“Fake It Til You Make It” Just Got a Lot Harder
The streets of N.Y.C.’s Chinatown are wet with tears as U.S. Border Patrol officers seize a record $1.7 billion of fake bags, clothes and electronics. Stroll down New York City’s Canal Street and you’re bound to stumble on one—or more like 20—vendors peddling counterfeit apparel and accessories: “Louis Vuitton” purses, “Rolex” watches and “Apple” devices. Armed with a keen eye for detail, these entrepreneurial salesmen and women are the masters of (illegal) capitalism, but soon they may be forced to outfit their stands with a lot less merchandise.
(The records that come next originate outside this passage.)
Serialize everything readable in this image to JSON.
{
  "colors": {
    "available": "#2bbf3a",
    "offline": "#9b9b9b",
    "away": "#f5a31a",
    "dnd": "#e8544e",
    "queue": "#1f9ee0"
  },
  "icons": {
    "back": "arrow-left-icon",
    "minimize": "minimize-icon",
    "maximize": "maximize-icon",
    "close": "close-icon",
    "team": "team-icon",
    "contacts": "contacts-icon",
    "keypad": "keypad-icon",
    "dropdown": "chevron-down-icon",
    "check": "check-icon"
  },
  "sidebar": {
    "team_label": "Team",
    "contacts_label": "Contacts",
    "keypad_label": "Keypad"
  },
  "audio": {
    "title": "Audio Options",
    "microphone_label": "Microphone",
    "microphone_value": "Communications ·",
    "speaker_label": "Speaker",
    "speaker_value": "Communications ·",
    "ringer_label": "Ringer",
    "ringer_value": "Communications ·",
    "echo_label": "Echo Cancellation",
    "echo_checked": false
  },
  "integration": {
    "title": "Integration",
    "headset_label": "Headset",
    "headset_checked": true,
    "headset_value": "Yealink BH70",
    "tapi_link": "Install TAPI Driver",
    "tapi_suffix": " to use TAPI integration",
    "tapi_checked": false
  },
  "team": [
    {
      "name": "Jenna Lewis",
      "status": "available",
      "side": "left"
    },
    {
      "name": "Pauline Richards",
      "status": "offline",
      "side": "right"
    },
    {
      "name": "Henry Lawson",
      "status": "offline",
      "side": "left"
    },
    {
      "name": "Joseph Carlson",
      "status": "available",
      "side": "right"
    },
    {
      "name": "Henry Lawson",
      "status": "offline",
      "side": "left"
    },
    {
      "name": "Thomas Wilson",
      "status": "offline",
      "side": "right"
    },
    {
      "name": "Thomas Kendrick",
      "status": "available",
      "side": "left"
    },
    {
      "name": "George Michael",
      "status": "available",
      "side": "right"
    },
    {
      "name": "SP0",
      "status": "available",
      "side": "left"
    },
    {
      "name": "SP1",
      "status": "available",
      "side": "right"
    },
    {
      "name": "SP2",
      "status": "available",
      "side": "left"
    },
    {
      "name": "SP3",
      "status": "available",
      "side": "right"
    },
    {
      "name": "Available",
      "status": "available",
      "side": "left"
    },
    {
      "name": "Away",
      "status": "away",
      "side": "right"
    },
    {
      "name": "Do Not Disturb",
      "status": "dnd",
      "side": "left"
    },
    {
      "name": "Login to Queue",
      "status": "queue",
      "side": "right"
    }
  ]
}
U.S. Customs and Border Protection is cracking down on counterfeits in record numbers, according the group’s latest report on “intellectual property rights” seizures at U.S. borders unveiled this week. And just how many faux luxury goods—handbags, watches, consumer electronics and shoes—is that? There were 22,848 overall seizures, or an average of 66 per day, in the CBP’s 2013 fiscal year—7 percent more raids than in the previous year. And talk about a lot of Louis; the goods’ estimated cash value increased by 38 percent to more than $1.7 billion.